Responsibility for examination and follow-up of infants at risk for ROP must be carefully defined by each neonatal intensive care unit. Unit-specific criteria for examination for ROP should be established for each neonatal intensive care unit by consultation and agreement between neonatology and ophthalmology services. These criteria should be recorded and should automatically trigger scheduled ophthalmology examinations. If hospital discharge or transfer to another neonatal unit or hospital is contemplated before retinal maturation into zone III has taken place, the availability of appropriate follow-up ophthalmologic examination must be ensured, and specific arrangement for that examination must be made before such discharge or transfer occurs. The transferring primary physician should have the responsibility of communicating orally and in writing what eye examinations are needed and their required timing to the infant's new primary physician. The new primary physician should ascertain the current ocular examination status of the infant from the record and through communication with the transferring physician so that any necessary examinations by an ophthalmologist with regular experience and knowledge of the examination of preterm infants for ROP can be arranged promptly at the receiving facility.

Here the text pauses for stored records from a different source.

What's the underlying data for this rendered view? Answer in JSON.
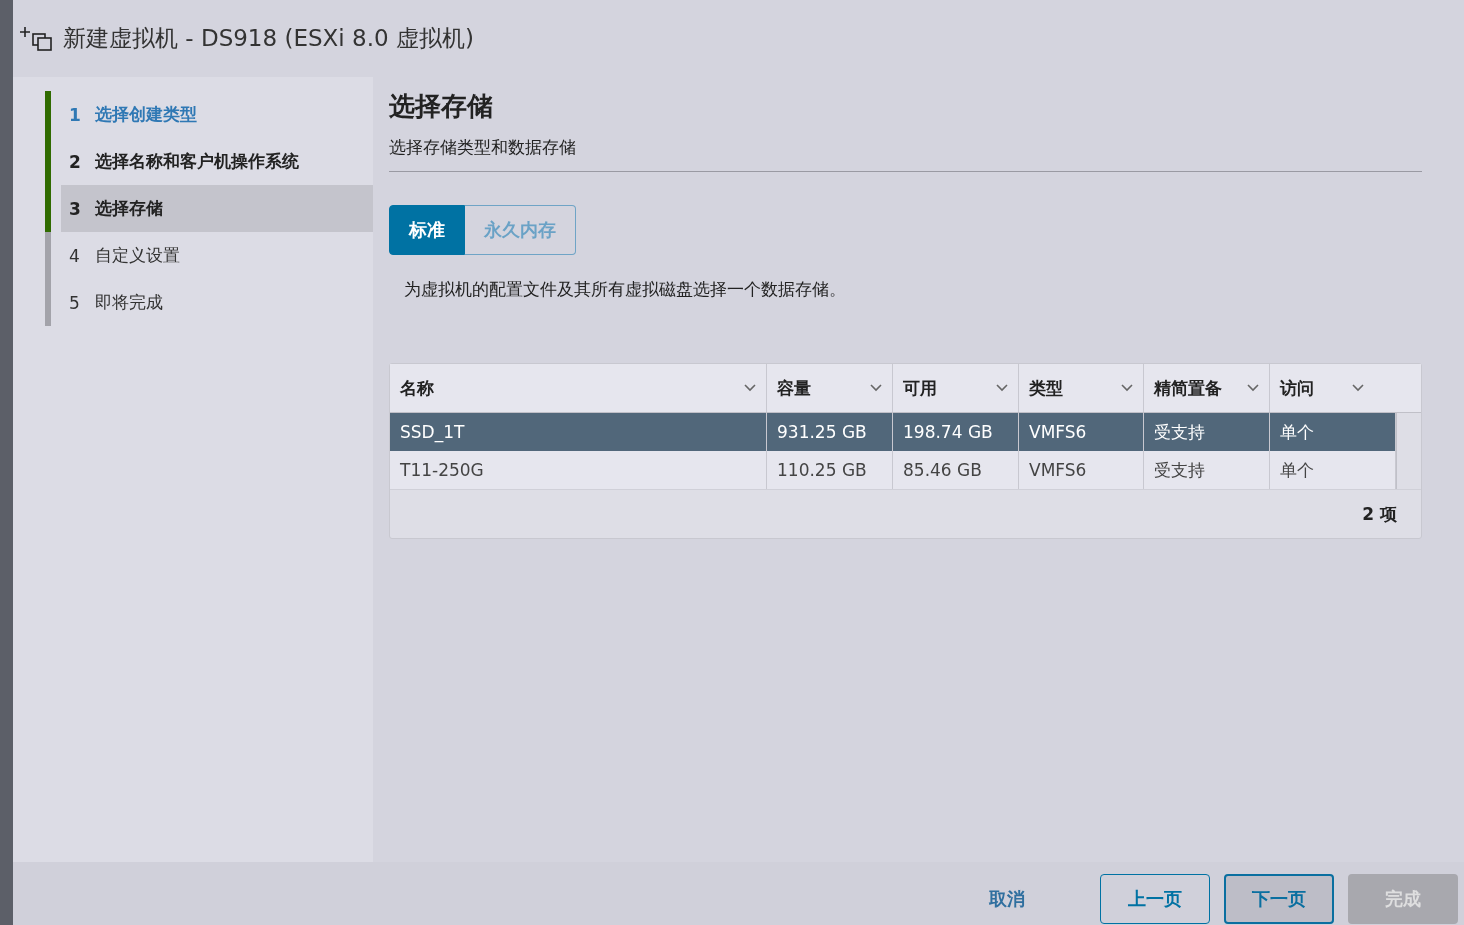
{
  "window": {
    "title": "新建虚拟机 - DS918 (ESXi 8.0 虚拟机)"
  },
  "steps": [
    {
      "number": "1",
      "label": "选择创建类型",
      "kind": "link",
      "selected": false,
      "completed": true
    },
    {
      "number": "2",
      "label": "选择名称和客户机操作系统",
      "kind": "visited",
      "selected": false,
      "completed": true
    },
    {
      "number": "3",
      "label": "选择存储",
      "kind": "visited",
      "selected": true,
      "completed": true
    },
    {
      "number": "4",
      "label": "自定义设置",
      "kind": "pending",
      "selected": false,
      "completed": false
    },
    {
      "number": "5",
      "label": "即将完成",
      "kind": "pending",
      "selected": false,
      "completed": false
    }
  ],
  "page": {
    "heading": "选择存储",
    "subheading": "选择存储类型和数据存储"
  },
  "tabs": [
    {
      "label": "标准",
      "selected": true
    },
    {
      "label": "永久内存",
      "selected": false
    }
  ],
  "description": "为虚拟机的配置文件及其所有虚拟磁盘选择一个数据存储。",
  "table": {
    "columns": [
      "名称",
      "容量",
      "可用",
      "类型",
      "精简置备",
      "访问"
    ],
    "rows": [
      {
        "cells": [
          "SSD_1T",
          "931.25 GB",
          "198.74 GB",
          "VMFS6",
          "受支持",
          "单个"
        ],
        "selected": true
      },
      {
        "cells": [
          "T11-250G",
          "110.25 GB",
          "85.46 GB",
          "VMFS6",
          "受支持",
          "单个"
        ],
        "selected": false
      }
    ],
    "footer": "2 项"
  },
  "buttons": [
    {
      "label": "取消",
      "kind": "link"
    },
    {
      "label": "上一页",
      "kind": "outline"
    },
    {
      "label": "下一页",
      "kind": "focused"
    },
    {
      "label": "完成",
      "kind": "disabled"
    }
  ]
}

If responsibility for arranging follow-up after discharge is delegated to the parents, it must be clearly understood by the parents that blindness is a possible outcome, that there is a critical time window to be met if treatment is to be successful, and that timely follow-up examination is essential to successful treatment; this information should be transmitted to the parents orally and in writing. If such arrangements for follow-up after transfer or discharge cannot be made, the infant should not be transferred or discharged.
These recommendations replace the previous American Academy of Pediatrics statement on ROP,10 are evolving, and may be modified as additional ROP risk factors, treatment, and long-term outcomes are known.
Retinopathy of Prematurity Subcommittee, 1997–2001
Walter M. Fierson, MD, Chairperson
Earl A. Palmer, MD
Robert A. Petersen, MD
Dale L. Phelps, MD
Richard A. Saunders, MD
Section on Ophthalmology, 2000–2001
Gary T. Denslow, MD, MPH, Chairperson
Jay Bernstein, MD
Edward G. Buckley, MD
Allan M. Eisenbaum, MD
George S. Ellis, Jr, MD
Howard L. Freedman, MD
Steven J. Lichtenstein, MD
Harold P. Koller, MD, Immediate Past Chairperson
American Association for Pediatric Ophthalmology and Strabismus
American Academy of Ophthalmology
The recommendations in this statement do not indicate an exclusive course of treatment or serve as a standard of medical care. Variations, taking into account individual circumstances, may be appropriate.
- ↵Hussain N, Clive J, Bhandari V. Current incidence of retinopathy of prematurity, 1989–1997. Pediatrics. 1999;104(3). Available at: URL: http://www.pediatrics.org/cgi/content/full/104/3/e26
- American Academy of Pediatrics, American Academy of Ophthalmology, American Association for Pediatric Ophthalmology and Strabismus
- Copyright © 2001 American Academy of Pediatrics